The clinical management of patients with diabetes and asymptomatic CAD in the face of silent ischemia and the value of coronary revascularization are not clear. Revascularization has not proven beneficial at reducing mortality or major cardiac events for patients with asymptomatic or stable CAD. Indeed, there can be no benefit from relief of angina in asymptomatic patients. Furthermore, in the Detection of Ischemia in Asymptomatic Diabetics (DIAD) study, a prospective randomized trial evaluating outcomes after screening for asymptomatic CAD in type 2 patients with diabetes, cardiac event rates were not significantly reduced by myocardial perfusion imaging screening for myocardial ischemia over 4.8 years . Even moderate or large defects had a cardiac event rate of 2.4% per year and a positive predictive value of just 12% for cardiac events. Finally, the results of on-going randomized trials including FREEDOM  and long-term results of the SYNTAX and CARDia trials are awaited to inform us on the long-term comparative efficacy of PCI with DES and CABG in patients with DM.
Insulin therapy converted the acute devastating process that is diabetes mellitus into a chronic disease. Vicissitudes of glucose levels and insulin exposure expose vascular tissues to extremes that exaggerate potent injurious signals and impede repair. The patient with diabetes and CAD is confronted with multiple risks, challenges, and issues as yet unresolved. Angioplasty is less well tolerated and less definitive in patients with diabetes, and full-blown bypass grafting is likely superior to balloon and stent intervention in the face of multi-vessel disease. The benefit and risk of DES in patients with diabetes is not fully defined but likely similarly presents evidence of a potential safety concern. Future studies will define more rigorously the interplay of diabetes mellitus, control of disease and choice of intervention and therapy. Time and scientific investigation will determine if diabetes represents an extreme form of the normal response to vascular intervention or a unique set of processes of its own. For now we must be satisfied in more assiduous control of the endocrinologic abnormalities and more precise vascular intervention.
Elazer R. Edelman is supported in part by a grant from the USA National Institutes of Health (GM 49039).
Doron Aronson, Department of Cardiology, Rambam Medical Center and the Rappaport Research Institute, Technion, Israel Institute of Technology, Haifa, Israel.
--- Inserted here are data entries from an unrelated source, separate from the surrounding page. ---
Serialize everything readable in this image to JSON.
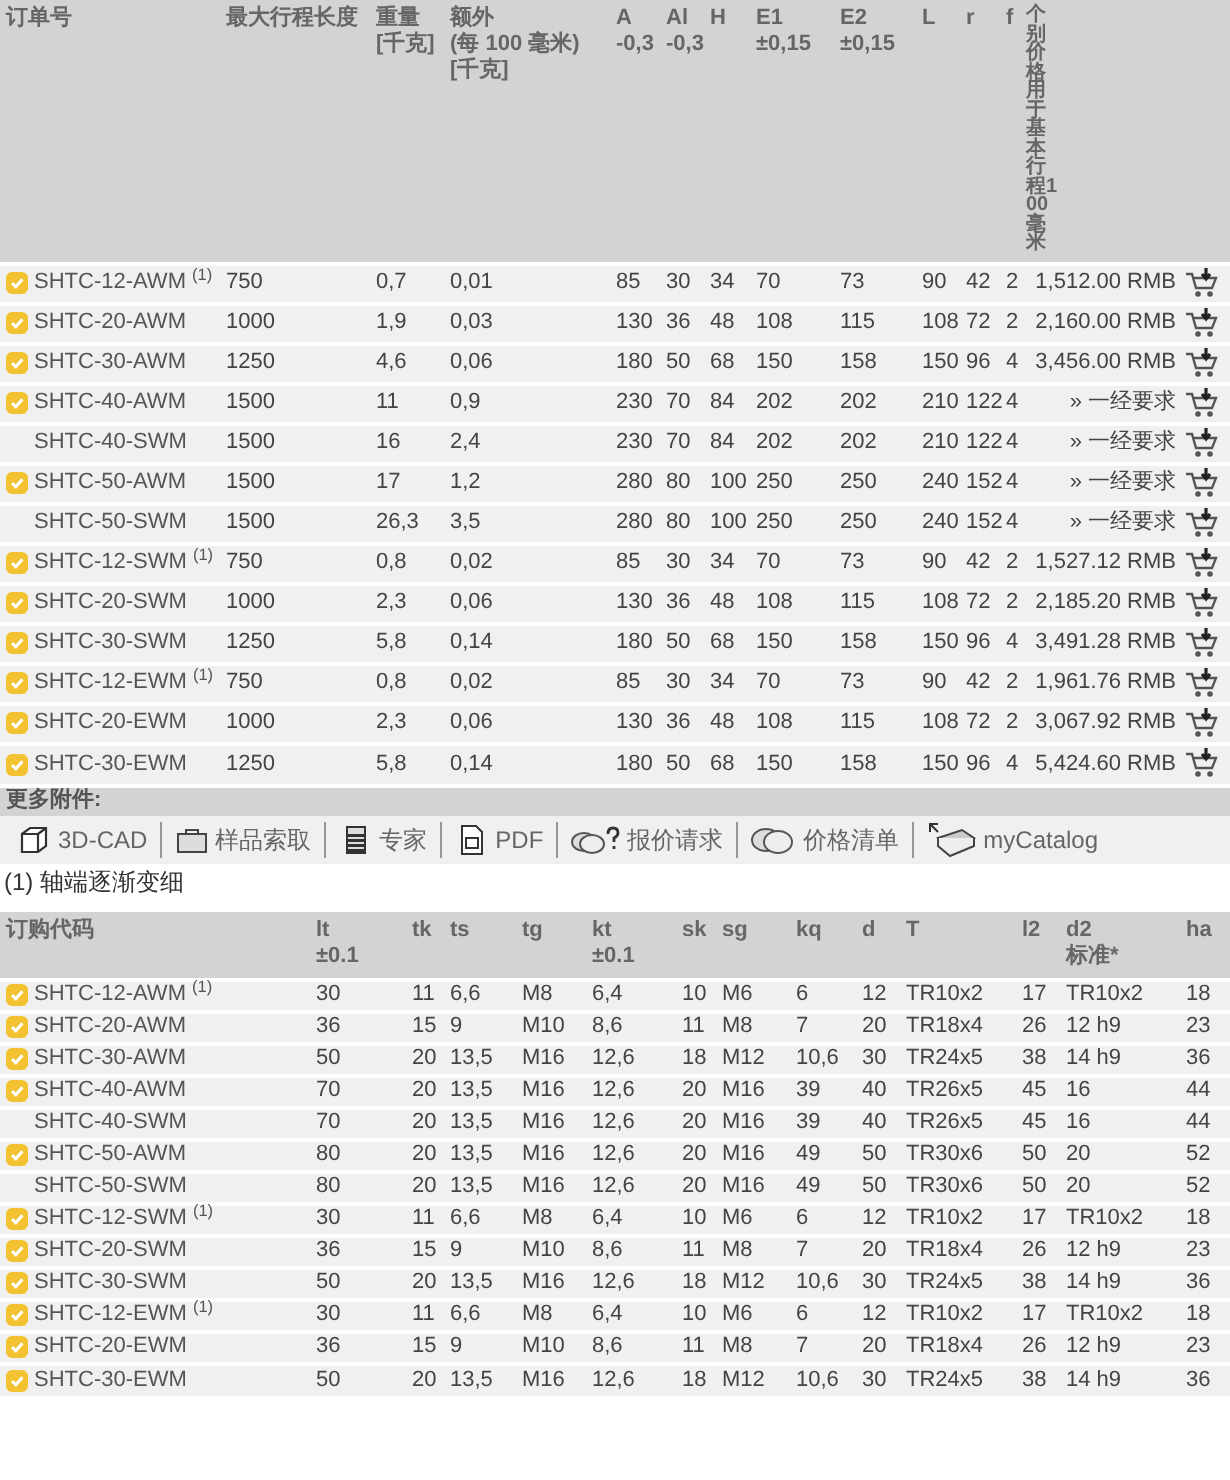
{
  "table1": {
    "order_column": {
      "label": "订单号"
    },
    "columns": [
      {
        "label": "最大行程长度"
      },
      {
        "label": "重量",
        "sub": "[千克]"
      },
      {
        "label": "额外",
        "sub": "(每 100 毫米) [千克]"
      },
      {
        "label": "A",
        "sub": "-0,3"
      },
      {
        "label": "Al",
        "sub": "-0,3"
      },
      {
        "label": "H"
      },
      {
        "label": "E1",
        "sub": "±0,15"
      },
      {
        "label": "E2",
        "sub": "±0,15"
      },
      {
        "label": "L"
      },
      {
        "label": "r"
      },
      {
        "label": "f"
      },
      {
        "label": "个别价格用于基本行程100毫米",
        "kind": "vertical"
      }
    ],
    "rows": [
      {
        "available": true,
        "order": "SHTC-12-AWM $^{(1)}$",
        "cells": [
          "750",
          "0,7",
          "0,01",
          "85",
          "30",
          "34",
          "70",
          "73",
          "90",
          "42",
          "2",
          "1,512.00 RMB"
        ]
      },
      {
        "available": true,
        "order": "SHTC-20-AWM",
        "cells": [
          "1000",
          "1,9",
          "0,03",
          "130",
          "36",
          "48",
          "108",
          "115",
          "108",
          "72",
          "2",
          "2,160.00 RMB"
        ]
      },
      {
        "available": true,
        "order": "SHTC-30-AWM",
        "cells": [
          "1250",
          "4,6",
          "0,06",
          "180",
          "50",
          "68",
          "150",
          "158",
          "150",
          "96",
          "4",
          "3,456.00 RMB"
        ]
      },
      {
        "available": true,
        "order": "SHTC-40-AWM",
        "cells": [
          "1500",
          "11",
          "0,9",
          "230",
          "70",
          "84",
          "202",
          "202",
          "210",
          "122",
          "4",
          "» 一经要求"
        ]
      },
      {
        "available": false,
        "order": "SHTC-40-SWM",
        "cells": [
          "1500",
          "16",
          "2,4",
          "230",
          "70",
          "84",
          "202",
          "202",
          "210",
          "122",
          "4",
          "» 一经要求"
        ]
      },
      {
        "available": true,
        "order": "SHTC-50-AWM",
        "cells": [
          "1500",
          "17",
          "1,2",
          "280",
          "80",
          "100",
          "250",
          "250",
          "240",
          "152",
          "4",
          "» 一经要求"
        ]
      },
      {
        "available": false,
        "order": "SHTC-50-SWM",
        "cells": [
          "1500",
          "26,3",
          "3,5",
          "280",
          "80",
          "100",
          "250",
          "250",
          "240",
          "152",
          "4",
          "» 一经要求"
        ]
      },
      {
        "available": true,
        "order": "SHTC-12-SWM $^{(1)}$",
        "cells": [
          "750",
          "0,8",
          "0,02",
          "85",
          "30",
          "34",
          "70",
          "73",
          "90",
          "42",
          "2",
          "1,527.12 RMB"
        ]
      },
      {
        "available": true,
        "order": "SHTC-20-SWM",
        "cells": [
          "1000",
          "2,3",
          "0,06",
          "130",
          "36",
          "48",
          "108",
          "115",
          "108",
          "72",
          "2",
          "2,185.20 RMB"
        ]
      },
      {
        "available": true,
        "order": "SHTC-30-SWM",
        "cells": [
          "1250",
          "5,8",
          "0,14",
          "180",
          "50",
          "68",
          "150",
          "158",
          "150",
          "96",
          "4",
          "3,491.28 RMB"
        ]
      },
      {
        "available": true,
        "order": "SHTC-12-EWM $^{(1)}$",
        "cells": [
          "750",
          "0,8",
          "0,02",
          "85",
          "30",
          "34",
          "70",
          "73",
          "90",
          "42",
          "2",
          "1,961.76 RMB"
        ]
      },
      {
        "available": true,
        "order": "SHTC-20-EWM",
        "cells": [
          "1000",
          "2,3",
          "0,06",
          "130",
          "36",
          "48",
          "108",
          "115",
          "108",
          "72",
          "2",
          "3,067.92 RMB"
        ]
      },
      {
        "available": true,
        "order": "SHTC-30-EWM",
        "cells": [
          "1250",
          "5,8",
          "0,14",
          "180",
          "50",
          "68",
          "150",
          "158",
          "150",
          "96",
          "4",
          "5,424.60 RMB"
        ]
      }
    ]
  },
  "accessories": {
    "title": "更多附件:",
    "tools": [
      {
        "kind": "cad",
        "label": "3D-CAD"
      },
      {
        "kind": "sample",
        "label": "样品索取"
      },
      {
        "kind": "expert",
        "label": "专家"
      },
      {
        "kind": "pdf",
        "label": "PDF"
      },
      {
        "kind": "quote",
        "label": "报价请求"
      },
      {
        "kind": "pricelist",
        "label": "价格清单"
      },
      {
        "kind": "catalog",
        "label": "myCatalog"
      }
    ]
  },
  "footnote": "(1) 轴端逐渐变细",
  "table2": {
    "order_column": {
      "label": "订购代码"
    },
    "columns": [
      {
        "label": "lt",
        "sub": "±0.1"
      },
      {
        "label": "tk"
      },
      {
        "label": "ts"
      },
      {
        "label": "tg"
      },
      {
        "label": "kt",
        "sub": "±0.1"
      },
      {
        "label": "sk"
      },
      {
        "label": "sg"
      },
      {
        "label": "kq"
      },
      {
        "label": "d"
      },
      {
        "label": "T"
      },
      {
        "label": "l2"
      },
      {
        "label": "d2",
        "sub": "标准*"
      },
      {
        "label": "ha"
      }
    ],
    "rows": [
      {
        "available": true,
        "order": "SHTC-12-AWM $^{(1)}$",
        "cells": [
          "30",
          "11",
          "6,6",
          "M8",
          "6,4",
          "10",
          "M6",
          "6",
          "12",
          "TR10x2",
          "17",
          "TR10x2",
          "18"
        ]
      },
      {
        "available": true,
        "order": "SHTC-20-AWM",
        "cells": [
          "36",
          "15",
          "9",
          "M10",
          "8,6",
          "11",
          "M8",
          "7",
          "20",
          "TR18x4",
          "26",
          "12 h9",
          "23"
        ]
      },
      {
        "available": true,
        "order": "SHTC-30-AWM",
        "cells": [
          "50",
          "20",
          "13,5",
          "M16",
          "12,6",
          "18",
          "M12",
          "10,6",
          "30",
          "TR24x5",
          "38",
          "14 h9",
          "36"
        ]
      },
      {
        "available": true,
        "order": "SHTC-40-AWM",
        "cells": [
          "70",
          "20",
          "13,5",
          "M16",
          "12,6",
          "20",
          "M16",
          "39",
          "40",
          "TR26x5",
          "45",
          "16",
          "44"
        ]
      },
      {
        "available": false,
        "order": "SHTC-40-SWM",
        "cells": [
          "70",
          "20",
          "13,5",
          "M16",
          "12,6",
          "20",
          "M16",
          "39",
          "40",
          "TR26x5",
          "45",
          "16",
          "44"
        ]
      },
      {
        "available": true,
        "order": "SHTC-50-AWM",
        "cells": [
          "80",
          "20",
          "13,5",
          "M16",
          "12,6",
          "20",
          "M16",
          "49",
          "50",
          "TR30x6",
          "50",
          "20",
          "52"
        ]
      },
      {
        "available": false,
        "order": "SHTC-50-SWM",
        "cells": [
          "80",
          "20",
          "13,5",
          "M16",
          "12,6",
          "20",
          "M16",
          "49",
          "50",
          "TR30x6",
          "50",
          "20",
          "52"
        ]
      },
      {
        "available": true,
        "order": "SHTC-12-SWM $^{(1)}$",
        "cells": [
          "30",
          "11",
          "6,6",
          "M8",
          "6,4",
          "10",
          "M6",
          "6",
          "12",
          "TR10x2",
          "17",
          "TR10x2",
          "18"
        ]
      },
      {
        "available": true,
        "order": "SHTC-20-SWM",
        "cells": [
          "36",
          "15",
          "9",
          "M10",
          "8,6",
          "11",
          "M8",
          "7",
          "20",
          "TR18x4",
          "26",
          "12 h9",
          "23"
        ]
      },
      {
        "available": true,
        "order": "SHTC-30-SWM",
        "cells": [
          "50",
          "20",
          "13,5",
          "M16",
          "12,6",
          "18",
          "M12",
          "10,6",
          "30",
          "TR24x5",
          "38",
          "14 h9",
          "36"
        ]
      },
      {
        "available": true,
        "order": "SHTC-12-EWM $^{(1)}$",
        "cells": [
          "30",
          "11",
          "6,6",
          "M8",
          "6,4",
          "10",
          "M6",
          "6",
          "12",
          "TR10x2",
          "17",
          "TR10x2",
          "18"
        ]
      },
      {
        "available": true,
        "order": "SHTC-20-EWM",
        "cells": [
          "36",
          "15",
          "9",
          "M10",
          "8,6",
          "11",
          "M8",
          "7",
          "20",
          "TR18x4",
          "26",
          "12 h9",
          "23"
        ]
      },
      {
        "available": true,
        "order": "SHTC-30-EWM",
        "cells": [
          "50",
          "20",
          "13,5",
          "M16",
          "12,6",
          "18",
          "M12",
          "10,6",
          "30",
          "TR24x5",
          "38",
          "14 h9",
          "36"
        ]
      }
    ]
  }
}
Elazer R. Edelman, Harvard–MIT Division of Health Sciences and Technology, and Cardiovascular Division, Department of Medicine, Brigham and Women’s Hospital and Harvard Medical School, Massachusetts Institute of Technology, Cambridge, MA, USA.